At Ooligan, we only publish three books a year. Every manuscript we acquire is treated with extra special love and care, and receives developmental edits, line edits, and several rounds of copyedits.
Sit in a room full of English majors long enough, and you’ll eventually hear someone groan, “Ugh… math.” The topic may be differential calculus or how to split the tab, but the sentiment is always the same. Why, the lover of words bemoans, do we have to take a break from talking about books to do things with numbers?
The tip sheet is the DNA of any traditionally published book. It is a breakdown of every element of a book from its length to its market appeal, and, like DNA, it’s entirely invisible from the outside.
As the publishing industry evolves, media and publishing independents have witnessed the dissolution of the full-time copy editor. Among magazine, news media, and book publishing entities, an in-house copy chief is often considered a luxury of days gone by. The expense of the full-time position is often too difficult to justify, and the responsibility of clean copy can fall on in-house production teams.
A book’s cover and title are the first two things that a person comes in contact with, and thus are the first clues as to what that book is about. A good title and cover both need to accurately convey the content while also making it easier for the reader to figure out the general genre and topics covered as well as make it stand out from others in its genre at the same time. That’s a tough order to fill! Here’s how the team for the upcoming Spring 2019 title is handling this part of the process.
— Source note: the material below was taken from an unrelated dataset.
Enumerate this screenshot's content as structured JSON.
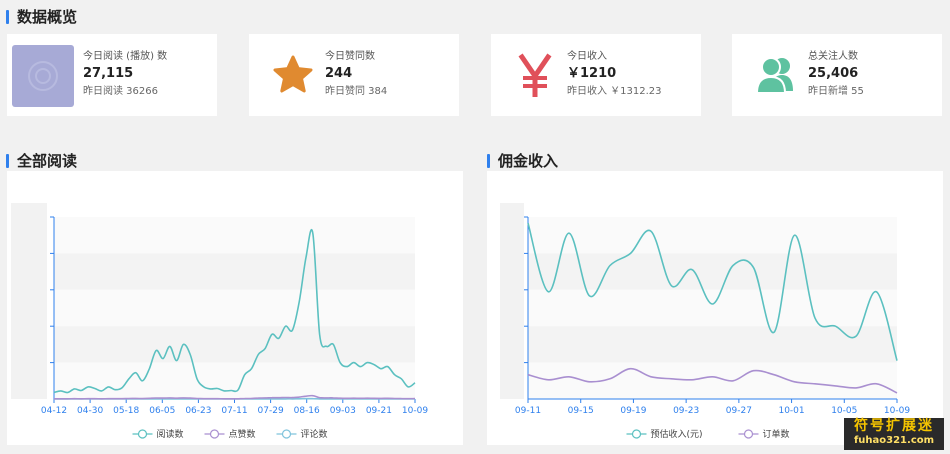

Getting a graduate degree in book publishing at PSU means learning the art of wearing many different hats. Sure, multitasking is hard, but you also never get bored. Especially on the quarter system, where classes are fast-paced, projects are always running, and there are always challenges and surprises.